§ **What you have to do**
Which lines of the entries contain the string "this"? Copy each of them.

Website and app data records:
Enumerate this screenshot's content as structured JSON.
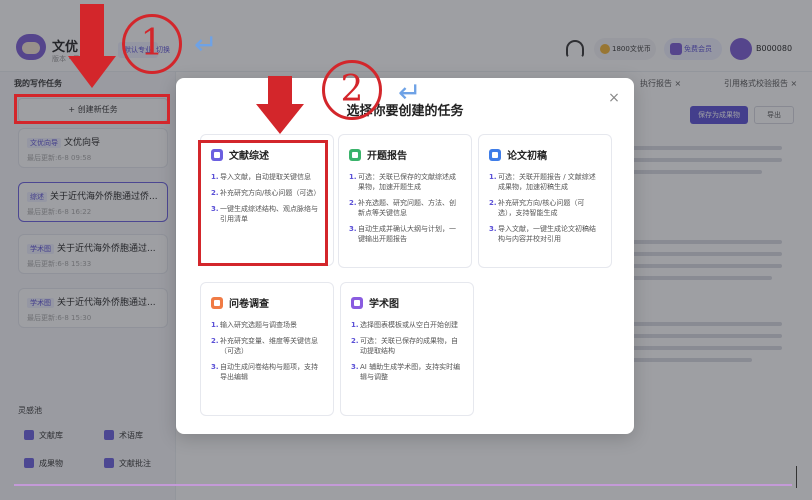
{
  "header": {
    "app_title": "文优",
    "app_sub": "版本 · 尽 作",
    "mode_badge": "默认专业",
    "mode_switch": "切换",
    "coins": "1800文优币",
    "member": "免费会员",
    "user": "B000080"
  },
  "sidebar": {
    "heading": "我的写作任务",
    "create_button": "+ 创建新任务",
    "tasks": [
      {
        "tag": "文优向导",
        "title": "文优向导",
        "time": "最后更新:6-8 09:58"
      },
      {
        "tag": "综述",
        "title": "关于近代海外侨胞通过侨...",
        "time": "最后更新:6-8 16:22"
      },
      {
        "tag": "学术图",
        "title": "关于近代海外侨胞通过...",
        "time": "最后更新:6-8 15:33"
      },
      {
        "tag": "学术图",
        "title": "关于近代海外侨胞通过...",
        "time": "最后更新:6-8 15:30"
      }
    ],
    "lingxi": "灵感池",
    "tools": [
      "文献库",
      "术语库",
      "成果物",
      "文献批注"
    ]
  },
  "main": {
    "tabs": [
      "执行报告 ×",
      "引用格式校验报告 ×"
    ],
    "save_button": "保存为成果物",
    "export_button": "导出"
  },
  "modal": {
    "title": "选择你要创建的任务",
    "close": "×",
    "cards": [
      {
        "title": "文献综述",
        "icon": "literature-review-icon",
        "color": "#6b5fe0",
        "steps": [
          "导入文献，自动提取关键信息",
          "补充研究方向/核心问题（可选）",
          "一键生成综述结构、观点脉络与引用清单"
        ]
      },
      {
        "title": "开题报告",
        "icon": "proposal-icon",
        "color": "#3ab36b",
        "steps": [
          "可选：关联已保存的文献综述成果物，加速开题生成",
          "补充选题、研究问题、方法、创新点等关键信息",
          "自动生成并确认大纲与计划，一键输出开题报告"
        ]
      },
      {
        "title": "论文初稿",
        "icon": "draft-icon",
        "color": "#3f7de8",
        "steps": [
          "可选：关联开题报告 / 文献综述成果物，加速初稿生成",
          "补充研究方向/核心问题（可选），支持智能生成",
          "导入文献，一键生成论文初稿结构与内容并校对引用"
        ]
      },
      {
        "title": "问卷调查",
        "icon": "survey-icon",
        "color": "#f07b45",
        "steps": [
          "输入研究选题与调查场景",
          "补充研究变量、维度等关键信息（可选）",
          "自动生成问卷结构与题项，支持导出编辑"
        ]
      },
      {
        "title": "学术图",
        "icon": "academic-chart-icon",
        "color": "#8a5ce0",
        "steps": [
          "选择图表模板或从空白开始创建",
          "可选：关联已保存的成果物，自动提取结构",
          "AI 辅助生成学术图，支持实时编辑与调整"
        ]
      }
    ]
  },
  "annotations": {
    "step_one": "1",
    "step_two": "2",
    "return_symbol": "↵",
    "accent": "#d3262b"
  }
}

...

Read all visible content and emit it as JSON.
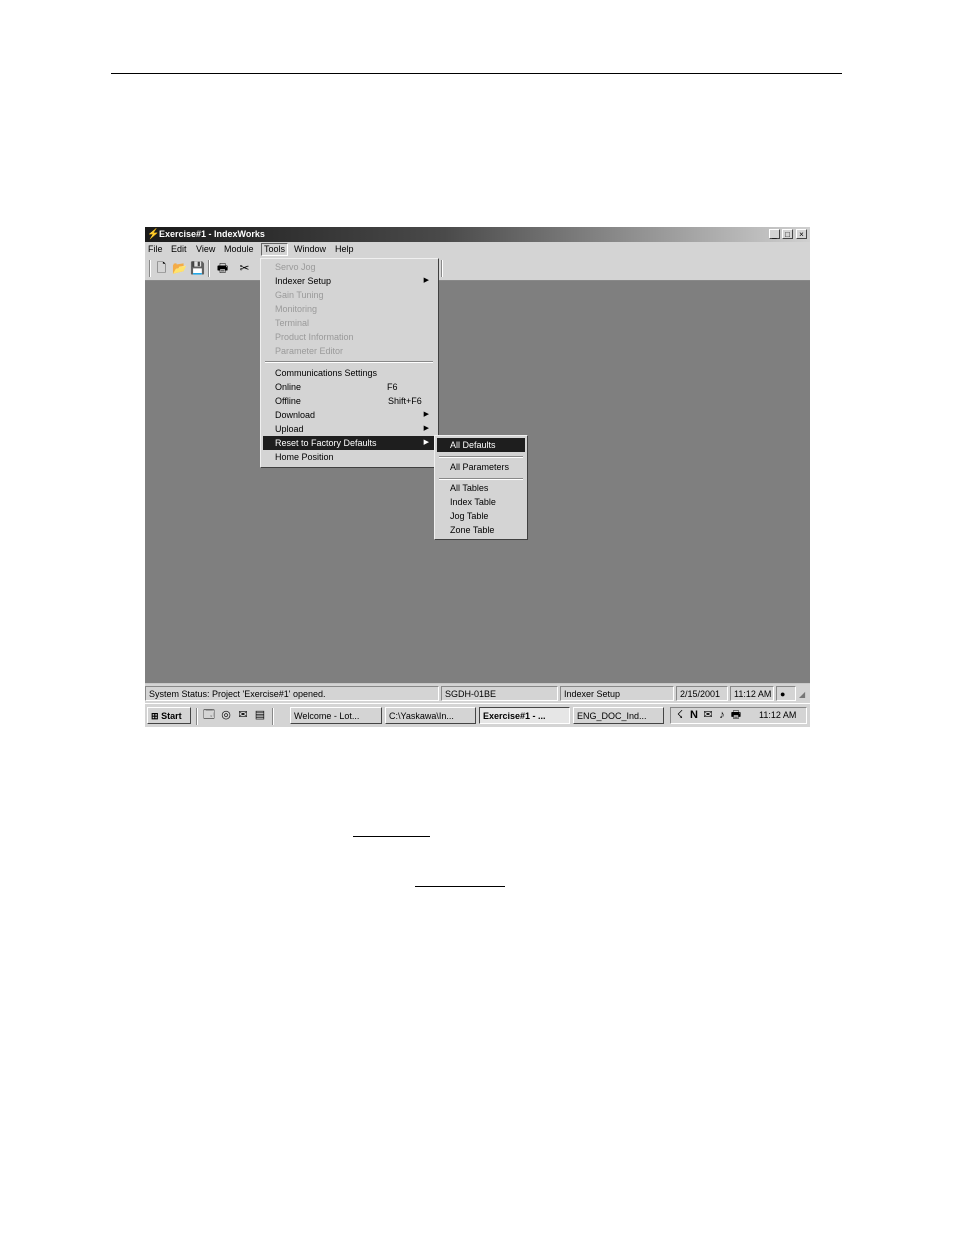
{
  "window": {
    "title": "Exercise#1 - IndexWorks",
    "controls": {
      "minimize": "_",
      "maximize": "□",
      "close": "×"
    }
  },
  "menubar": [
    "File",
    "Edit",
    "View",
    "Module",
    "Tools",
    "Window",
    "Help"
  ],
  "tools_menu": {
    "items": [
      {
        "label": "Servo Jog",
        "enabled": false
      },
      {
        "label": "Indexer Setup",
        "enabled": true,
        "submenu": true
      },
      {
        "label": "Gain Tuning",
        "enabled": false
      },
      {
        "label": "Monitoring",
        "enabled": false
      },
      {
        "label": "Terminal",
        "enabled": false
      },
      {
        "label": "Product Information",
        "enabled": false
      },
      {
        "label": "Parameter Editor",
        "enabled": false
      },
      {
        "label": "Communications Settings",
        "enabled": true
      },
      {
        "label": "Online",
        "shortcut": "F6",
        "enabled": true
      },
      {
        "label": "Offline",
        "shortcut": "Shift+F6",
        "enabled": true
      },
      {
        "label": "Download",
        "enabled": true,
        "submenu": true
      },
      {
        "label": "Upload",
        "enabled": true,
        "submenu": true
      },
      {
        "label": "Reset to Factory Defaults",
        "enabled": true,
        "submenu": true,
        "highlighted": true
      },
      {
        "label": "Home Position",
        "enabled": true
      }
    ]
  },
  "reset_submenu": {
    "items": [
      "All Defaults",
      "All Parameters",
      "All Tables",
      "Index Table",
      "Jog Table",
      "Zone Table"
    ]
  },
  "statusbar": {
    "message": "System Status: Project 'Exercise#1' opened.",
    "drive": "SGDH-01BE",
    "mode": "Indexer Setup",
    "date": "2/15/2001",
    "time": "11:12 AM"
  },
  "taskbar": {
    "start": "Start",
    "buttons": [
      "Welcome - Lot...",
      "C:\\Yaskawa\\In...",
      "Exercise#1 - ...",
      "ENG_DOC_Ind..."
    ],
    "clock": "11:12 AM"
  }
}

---

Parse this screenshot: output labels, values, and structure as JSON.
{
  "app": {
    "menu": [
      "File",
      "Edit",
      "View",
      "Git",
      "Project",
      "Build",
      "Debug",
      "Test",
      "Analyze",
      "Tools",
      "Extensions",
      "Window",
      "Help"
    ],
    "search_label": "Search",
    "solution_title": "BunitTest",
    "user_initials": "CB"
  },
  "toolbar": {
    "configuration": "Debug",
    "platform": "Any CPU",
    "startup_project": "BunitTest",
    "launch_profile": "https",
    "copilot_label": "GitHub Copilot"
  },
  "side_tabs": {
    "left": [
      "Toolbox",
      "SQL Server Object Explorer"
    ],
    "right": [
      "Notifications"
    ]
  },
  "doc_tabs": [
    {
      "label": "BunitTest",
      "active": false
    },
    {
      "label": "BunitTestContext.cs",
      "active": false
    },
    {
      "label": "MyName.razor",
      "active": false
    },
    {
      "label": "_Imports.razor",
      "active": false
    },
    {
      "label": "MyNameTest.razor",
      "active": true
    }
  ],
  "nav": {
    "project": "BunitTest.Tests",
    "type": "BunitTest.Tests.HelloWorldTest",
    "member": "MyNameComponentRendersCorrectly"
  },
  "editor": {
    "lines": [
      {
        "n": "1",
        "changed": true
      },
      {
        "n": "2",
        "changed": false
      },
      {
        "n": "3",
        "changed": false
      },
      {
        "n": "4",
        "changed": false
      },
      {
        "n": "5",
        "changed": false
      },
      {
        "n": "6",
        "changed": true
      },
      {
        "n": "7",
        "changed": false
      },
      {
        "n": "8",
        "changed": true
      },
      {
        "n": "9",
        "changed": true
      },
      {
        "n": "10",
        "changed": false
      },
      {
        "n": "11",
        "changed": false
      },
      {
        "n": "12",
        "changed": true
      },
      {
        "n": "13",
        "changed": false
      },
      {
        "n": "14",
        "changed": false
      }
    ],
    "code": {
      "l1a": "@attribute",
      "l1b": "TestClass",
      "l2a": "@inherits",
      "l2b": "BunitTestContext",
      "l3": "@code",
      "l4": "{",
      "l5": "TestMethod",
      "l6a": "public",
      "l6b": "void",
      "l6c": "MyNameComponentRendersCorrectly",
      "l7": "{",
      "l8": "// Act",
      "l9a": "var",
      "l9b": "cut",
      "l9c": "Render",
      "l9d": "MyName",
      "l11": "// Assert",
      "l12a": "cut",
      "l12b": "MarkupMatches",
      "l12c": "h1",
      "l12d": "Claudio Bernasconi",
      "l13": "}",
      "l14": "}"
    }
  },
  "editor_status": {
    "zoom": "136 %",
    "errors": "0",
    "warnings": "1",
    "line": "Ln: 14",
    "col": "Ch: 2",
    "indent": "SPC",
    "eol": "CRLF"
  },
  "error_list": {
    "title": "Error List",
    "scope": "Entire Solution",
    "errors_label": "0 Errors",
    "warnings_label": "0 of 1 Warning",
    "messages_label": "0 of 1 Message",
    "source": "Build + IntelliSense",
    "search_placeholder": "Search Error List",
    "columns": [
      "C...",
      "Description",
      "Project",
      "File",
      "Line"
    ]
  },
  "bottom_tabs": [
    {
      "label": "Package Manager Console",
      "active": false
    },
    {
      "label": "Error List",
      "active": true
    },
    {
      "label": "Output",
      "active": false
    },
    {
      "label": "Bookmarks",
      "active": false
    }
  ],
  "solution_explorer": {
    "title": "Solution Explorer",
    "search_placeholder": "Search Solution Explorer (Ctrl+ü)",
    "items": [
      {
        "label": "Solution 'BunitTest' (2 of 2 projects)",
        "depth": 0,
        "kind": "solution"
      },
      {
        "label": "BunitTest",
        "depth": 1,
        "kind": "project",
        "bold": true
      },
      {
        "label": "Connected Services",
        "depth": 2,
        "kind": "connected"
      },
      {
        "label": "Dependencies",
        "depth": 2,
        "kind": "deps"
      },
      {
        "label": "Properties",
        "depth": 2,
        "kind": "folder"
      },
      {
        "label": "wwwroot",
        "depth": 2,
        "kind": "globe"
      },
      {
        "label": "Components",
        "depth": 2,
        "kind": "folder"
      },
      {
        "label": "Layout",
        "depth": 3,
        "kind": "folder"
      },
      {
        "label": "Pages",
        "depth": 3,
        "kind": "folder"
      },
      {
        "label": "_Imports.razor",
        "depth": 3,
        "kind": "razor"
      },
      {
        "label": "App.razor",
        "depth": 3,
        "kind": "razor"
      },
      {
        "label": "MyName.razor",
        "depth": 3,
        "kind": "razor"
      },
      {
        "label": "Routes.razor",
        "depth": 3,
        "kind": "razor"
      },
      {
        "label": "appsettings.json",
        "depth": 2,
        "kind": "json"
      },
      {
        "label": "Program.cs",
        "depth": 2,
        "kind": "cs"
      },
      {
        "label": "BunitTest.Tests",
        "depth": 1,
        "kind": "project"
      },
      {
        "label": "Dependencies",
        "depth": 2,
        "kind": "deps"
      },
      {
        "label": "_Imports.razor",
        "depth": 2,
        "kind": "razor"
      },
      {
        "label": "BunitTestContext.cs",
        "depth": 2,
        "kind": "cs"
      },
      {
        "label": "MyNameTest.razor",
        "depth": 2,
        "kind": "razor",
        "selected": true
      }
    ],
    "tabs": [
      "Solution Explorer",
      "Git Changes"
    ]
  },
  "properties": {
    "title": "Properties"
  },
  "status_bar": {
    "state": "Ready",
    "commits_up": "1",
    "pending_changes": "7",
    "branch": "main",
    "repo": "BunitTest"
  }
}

§ **Exercise result**
Enumerate this screenshot's content as structured JSON.
Parse this screenshot: output labels, values, and structure as JSON.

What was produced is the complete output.